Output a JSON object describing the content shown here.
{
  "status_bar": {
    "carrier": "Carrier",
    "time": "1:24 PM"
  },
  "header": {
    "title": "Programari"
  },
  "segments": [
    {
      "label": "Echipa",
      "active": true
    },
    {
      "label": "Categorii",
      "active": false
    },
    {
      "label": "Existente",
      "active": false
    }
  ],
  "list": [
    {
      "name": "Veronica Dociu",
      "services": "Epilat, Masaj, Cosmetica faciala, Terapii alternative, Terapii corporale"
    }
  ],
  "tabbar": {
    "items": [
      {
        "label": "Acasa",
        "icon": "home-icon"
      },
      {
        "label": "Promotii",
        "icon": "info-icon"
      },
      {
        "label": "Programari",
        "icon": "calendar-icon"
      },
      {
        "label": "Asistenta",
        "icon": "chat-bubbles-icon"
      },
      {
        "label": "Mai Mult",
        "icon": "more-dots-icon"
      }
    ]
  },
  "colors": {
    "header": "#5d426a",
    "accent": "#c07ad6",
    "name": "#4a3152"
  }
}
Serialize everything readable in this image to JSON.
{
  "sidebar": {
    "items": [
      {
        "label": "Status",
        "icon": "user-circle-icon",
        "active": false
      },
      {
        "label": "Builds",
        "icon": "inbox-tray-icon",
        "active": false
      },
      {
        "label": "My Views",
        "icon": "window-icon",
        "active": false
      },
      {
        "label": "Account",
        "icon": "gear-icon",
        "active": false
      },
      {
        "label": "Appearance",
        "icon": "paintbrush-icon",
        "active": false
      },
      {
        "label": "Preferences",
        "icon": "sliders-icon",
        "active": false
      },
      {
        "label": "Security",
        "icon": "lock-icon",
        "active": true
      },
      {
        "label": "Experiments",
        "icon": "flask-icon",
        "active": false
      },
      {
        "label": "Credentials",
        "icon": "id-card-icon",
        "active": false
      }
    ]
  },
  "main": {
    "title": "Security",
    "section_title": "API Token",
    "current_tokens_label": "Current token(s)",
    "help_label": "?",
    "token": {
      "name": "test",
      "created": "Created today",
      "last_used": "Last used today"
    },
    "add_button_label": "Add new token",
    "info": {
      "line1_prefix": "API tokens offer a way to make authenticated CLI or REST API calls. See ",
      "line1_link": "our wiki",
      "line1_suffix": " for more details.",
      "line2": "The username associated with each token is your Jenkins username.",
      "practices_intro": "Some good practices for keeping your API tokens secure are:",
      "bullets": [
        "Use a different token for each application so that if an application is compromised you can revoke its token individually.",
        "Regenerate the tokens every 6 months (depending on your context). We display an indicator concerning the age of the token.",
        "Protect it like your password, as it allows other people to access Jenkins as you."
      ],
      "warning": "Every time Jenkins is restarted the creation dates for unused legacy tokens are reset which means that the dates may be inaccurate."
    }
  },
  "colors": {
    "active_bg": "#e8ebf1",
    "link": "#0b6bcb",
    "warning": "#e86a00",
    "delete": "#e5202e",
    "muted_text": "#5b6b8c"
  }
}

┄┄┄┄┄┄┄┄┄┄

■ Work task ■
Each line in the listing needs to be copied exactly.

■ Solution to the problem ■
Output a JSON object describing the content shown here.
{
  "status_bar": {
    "carrier": "Carrier",
    "time": "1:24 PM"
  },
  "header": {
    "title": "Programari"
  },
  "segments": [
    {
      "label": "Echipa",
      "active": true
    },
    {
      "label": "Categorii",
      "active": false
    },
    {
      "label": "Existente",
      "active": false
    }
  ],
  "list": [
    {
      "name": "Veronica Dociu",
      "services": "Epilat, Masaj, Cosmetica faciala, Terapii alternative, Terapii corporale"
    }
  ],
  "tabbar": {
    "items": [
      {
        "label": "Acasa",
        "icon": "home-icon"
      },
      {
        "label": "Promotii",
        "icon": "info-icon"
      },
      {
        "label": "Programari",
        "icon": "calendar-icon"
      },
      {
        "label": "Asistenta",
        "icon": "chat-bubbles-icon"
      },
      {
        "label": "Mai Mult",
        "icon": "more-dots-icon"
      }
    ]
  },
  "colors": {
    "header": "#5d426a",
    "accent": "#c07ad6",
    "name": "#4a3152"
  }
}
Serialize everything readable in this image to JSON.
{
  "sidebar": {
    "items": [
      {
        "label": "Status",
        "icon": "user-circle-icon",
        "active": false
      },
      {
        "label": "Builds",
        "icon": "inbox-tray-icon",
        "active": false
      },
      {
        "label": "My Views",
        "icon": "window-icon",
        "active": false
      },
      {
        "label": "Account",
        "icon": "gear-icon",
        "active": false
      },
      {
        "label": "Appearance",
        "icon": "paintbrush-icon",
        "active": false
      },
      {
        "label": "Preferences",
        "icon": "sliders-icon",
        "active": false
      },
      {
        "label": "Security",
        "icon": "lock-icon",
        "active": true
      },
      {
        "label": "Experiments",
        "icon": "flask-icon",
        "active": false
      },
      {
        "label": "Credentials",
        "icon": "id-card-icon",
        "active": false
      }
    ]
  },
  "main": {
    "title": "Security",
    "section_title": "API Token",
    "current_tokens_label": "Current token(s)",
    "help_label": "?",
    "token": {
      "name": "test",
      "created": "Created today",
      "last_used": "Last used today"
    },
    "add_button_label": "Add new token",
    "info": {
      "line1_prefix": "API tokens offer a way to make authenticated CLI or REST API calls. See ",
      "line1_link": "our wiki",
      "line1_suffix": " for more details.",
      "line2": "The username associated with each token is your Jenkins username.",
      "practices_intro": "Some good practices for keeping your API tokens secure are:",
      "bullets": [
        "Use a different token for each application so that if an application is compromised you can revoke its token individually.",
        "Regenerate the tokens every 6 months (depending on your context). We display an indicator concerning the age of the token.",
        "Protect it like your password, as it allows other people to access Jenkins as you."
      ],
      "warning": "Every time Jenkins is restarted the creation dates for unused legacy tokens are reset which means that the dates may be inaccurate."
    }
  },
  "colors": {
    "active_bg": "#e8ebf1",
    "link": "#0b6bcb",
    "warning": "#e86a00",
    "delete": "#e5202e",
    "muted_text": "#5b6b8c"
  }
}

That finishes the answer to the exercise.